REGENTS SPECIFICALLY DISCLAIMS ANY WARRANTIES, INCLUDING, BUT NOT LIMITED TO, THE IMPLIED WARRANTIES OF MERCHANTABILITY AND FITNESS FOR A PARTICULAR PURPOSE. THE SOFTWARE AND ACCOMPANYING DOCUMENTATION, IF ANY, PROVIDED HEREUNDER IS PROVIDED "AS IS". REGENTS HAS NO OBLIGATION TO PROVIDE MAINTENANCE, SUPPORT, UPDATES, ENHANCEMENTS, OR MODIFICATIONS.

More Information

This tutorial was compiled by Zhang Zhang. Its contents were constructed from the original tutorial by Colin Meiklejohn, the original publication describing BAGEL (Townsend and Hartl 2002), a subsequent report elaborating the error models (Townsend 2003), Mark Voorhies’ command-line help file, and Jeffrey Townsend’s readme file that accompanies the BAGEL download. Questions regarding the use of BAGEL and this tutorial can be addressed to Jeffrey Townsend (Jeffrey.Townsend@yale.edu).

References

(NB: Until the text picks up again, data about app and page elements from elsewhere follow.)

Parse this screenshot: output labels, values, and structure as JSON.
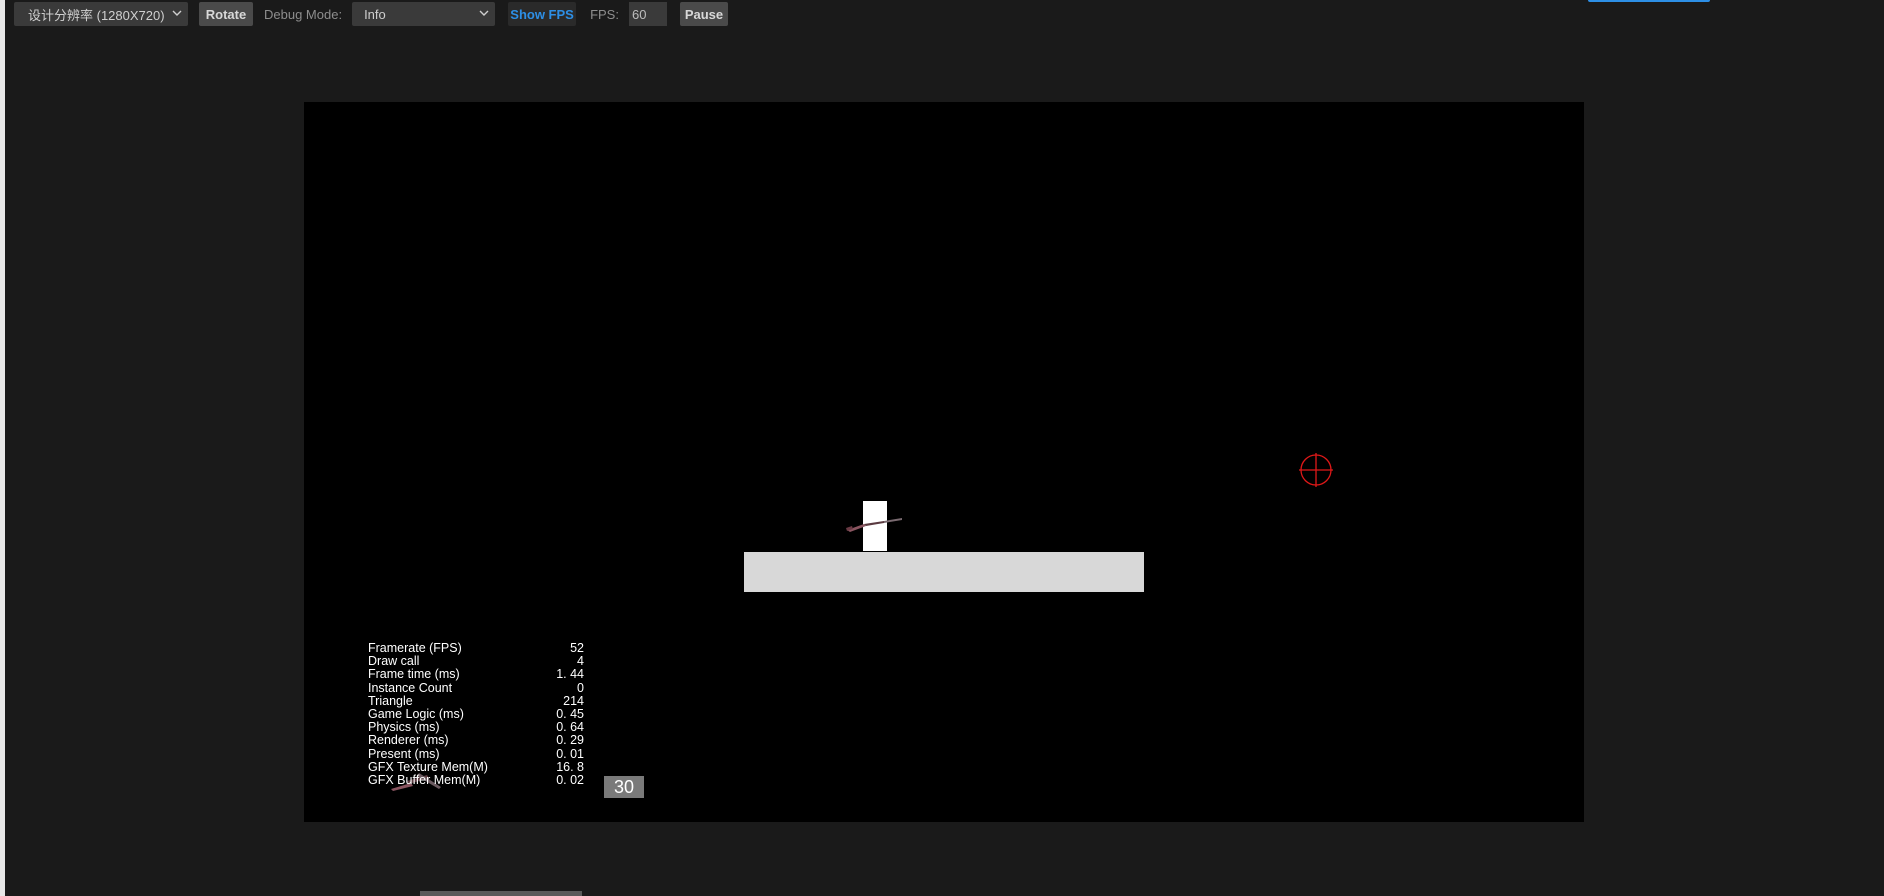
{
  "toolbar": {
    "resolution": "设计分辨率 (1280X720)",
    "rotate": "Rotate",
    "debug_label": "Debug Mode:",
    "debug_value": "Info",
    "show_fps": "Show FPS",
    "fps_label": "FPS:",
    "fps_value": "60",
    "pause": "Pause"
  },
  "stats": [
    {
      "label": "Framerate (FPS)",
      "value": "52"
    },
    {
      "label": "Draw call",
      "value": "4"
    },
    {
      "label": "Frame time (ms)",
      "value": "1. 44"
    },
    {
      "label": "Instance Count",
      "value": "0"
    },
    {
      "label": "Triangle",
      "value": "214"
    },
    {
      "label": "Game Logic (ms)",
      "value": "0. 45"
    },
    {
      "label": "Physics (ms)",
      "value": "0. 64"
    },
    {
      "label": "Renderer (ms)",
      "value": "0. 29"
    },
    {
      "label": "Present (ms)",
      "value": "0. 01"
    },
    {
      "label": "GFX Texture Mem(M)",
      "value": "16. 8"
    },
    {
      "label": "GFX Buffer Mem(M)",
      "value": "0. 02"
    }
  ],
  "counter": "30",
  "colors": {
    "accent": "#2d8fe6",
    "crosshair": "#e01818",
    "canvas_bg": "#000000",
    "platform": "#d8d8d8"
  },
  "icons": [
    "chevron-down-icon",
    "crosshair-icon",
    "gun-icon"
  ]
}
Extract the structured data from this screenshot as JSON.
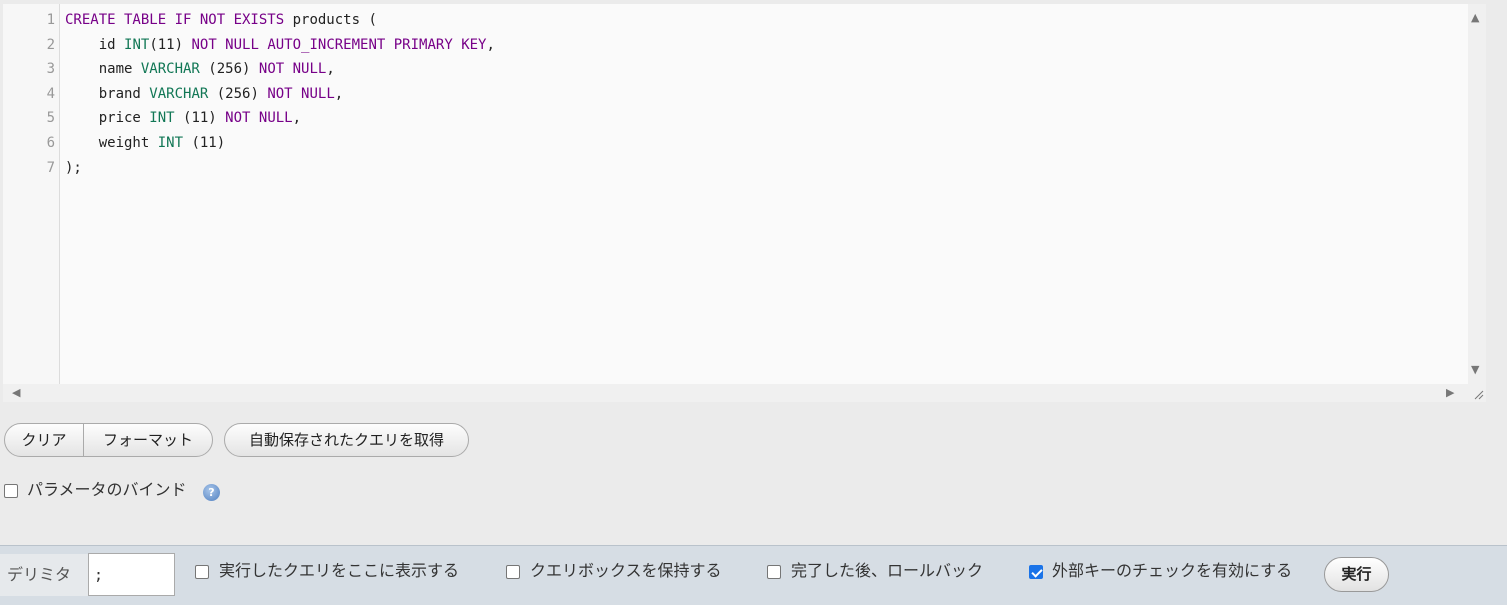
{
  "editor": {
    "line_numbers": [
      "1",
      "2",
      "3",
      "4",
      "5",
      "6",
      "7"
    ],
    "lines": [
      [
        {
          "t": "kw",
          "v": "CREATE TABLE IF NOT EXISTS"
        },
        {
          "t": "pl",
          "v": " products ("
        }
      ],
      [
        {
          "t": "pl",
          "v": "    id "
        },
        {
          "t": "ty",
          "v": "INT"
        },
        {
          "t": "pl",
          "v": "(11) "
        },
        {
          "t": "kw",
          "v": "NOT NULL AUTO_INCREMENT PRIMARY KEY"
        },
        {
          "t": "pl",
          "v": ","
        }
      ],
      [
        {
          "t": "pl",
          "v": "    name "
        },
        {
          "t": "ty",
          "v": "VARCHAR"
        },
        {
          "t": "pl",
          "v": " (256) "
        },
        {
          "t": "kw",
          "v": "NOT NULL"
        },
        {
          "t": "pl",
          "v": ","
        }
      ],
      [
        {
          "t": "pl",
          "v": "    brand "
        },
        {
          "t": "ty",
          "v": "VARCHAR"
        },
        {
          "t": "pl",
          "v": " (256) "
        },
        {
          "t": "kw",
          "v": "NOT NULL"
        },
        {
          "t": "pl",
          "v": ","
        }
      ],
      [
        {
          "t": "pl",
          "v": "    price "
        },
        {
          "t": "ty",
          "v": "INT"
        },
        {
          "t": "pl",
          "v": " (11) "
        },
        {
          "t": "kw",
          "v": "NOT NULL"
        },
        {
          "t": "pl",
          "v": ","
        }
      ],
      [
        {
          "t": "pl",
          "v": "    weight "
        },
        {
          "t": "ty",
          "v": "INT"
        },
        {
          "t": "pl",
          "v": " (11)"
        }
      ],
      [
        {
          "t": "pl",
          "v": ");"
        }
      ]
    ]
  },
  "buttons": {
    "clear": "クリア",
    "format": "フォーマット",
    "get_autosaved": "自動保存されたクエリを取得"
  },
  "bind_parameters": {
    "label": "パラメータのバインド",
    "checked": false,
    "help_icon": "?"
  },
  "bottom_bar": {
    "delimiter_label": "デリミタ",
    "delimiter_value": ";",
    "options": [
      {
        "label": "実行したクエリをここに表示する",
        "checked": false
      },
      {
        "label": "クエリボックスを保持する",
        "checked": false
      },
      {
        "label": "完了した後、ロールバック",
        "checked": false
      },
      {
        "label": "外部キーのチェックを有効にする",
        "checked": true
      }
    ],
    "go_button": "実行"
  },
  "colors": {
    "keyword": "#770088",
    "type": "#117755",
    "checkbox_checked": "#1a73e8"
  }
}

1) Original publication describing BAGEL:

 

Townsend JP, Hartl DL, 2002. Bayesian analysis of gene expression levels: statistical quantification of relative mRNA level across multiple strains or treatments. Genome Biol. 3(12): RESEARCH0071.

 

 

2) Extension of the original additive model to include multiplicative errors and constrained CVs, as well as power tests of the models in BAGEL are described in:

 

Townsend JP, 2004. Resolution of large and small differences in gene expression using models for the Bayesian analysis of gene expression levels and spotted DNA microarrays. BMC Bioinformatics 5: 54.

 

 

3) Research reports that have used BAGEL and might provide ideas about post-BAGEL analyses of microarray data include:

 

Aubin-Horth N, Letcher BH, Hofmann HA, 2005. Interaction of rearing environment and reproductive tatic on gene expression profiles in Atlantic salmon. Journal of Heredity 96(2): 1-18.

 

Lemos B, Meiklejohn CD, Hartl DL, 2004. Regulatory evolution across the protein interaction network. Nature Genetics 36(10): 1059-1060.

 

Ranz JM, Namgyal K, Gibson G, Hartl DL, 2004. Anomalies in the expression profile of interspecific hybrids of Drosophila melanogaster and Drosophila simulans. Genome Research 14: 373-379.

 

Grozinger CM, Sharabash NM, Whitfield CW, Robinson, GE, 2003. Pheromone-mediated gene expression in the honey bee brain. PNAS 100 (suppl 2):14519-14525.

 

Whitfield CW, Cziko A, Robinson, GE, 2003. Gene expression profiles in the brain predict behavior in individual bees. Science 302:296-299.

 

Silverman N, Zhou R, Erlich RL, Hunter M, Bernstein E, Schneider D, Maniatis T, 2003. Immune activation of NF-kappaB and JNK requires Drosophila TAK1. J. Biol. Chem. 278(49):48928-48934.

 

Ranz JM, Castillo-Davis CI, Meiklejohn CD, Hartl DL, 2003. Sex-dependent gene expression and evolution of the Drosophila transcriptome. Science 300(5626):1742-5.

 

Meiklejohn CD, Parsch J, Ranz JM, Hartl DL, 2003. Rapid evolution of male-biased gene expression in Drosophila. PNAS 100(17):9894-9899.

 

Townsend JP, Cavalieri D, Hartl DL, 2003. Population genetic variation in genome-wide gene expression. Mol. Biol. Evol. 20(6):955-63.

 

 

4) Introductory reviews on the design of Bayesian multifactorial microarray experiments:

 

Townsend, J.P., 2003. Multifactorial experimental design and the transitivity of ratios with spotted DNA microarrays. BMC Genomics 4: 41.

 

Townsend, J.P., and J.W. Taylor, 2005. Designing experiments using spotted microarrays to detect gene regulation differences within and among species. In “Methods in molecular evolution: producing the biochemical data”, Zimmer, E., ed., Academic Press: Methods in Enzymology 224.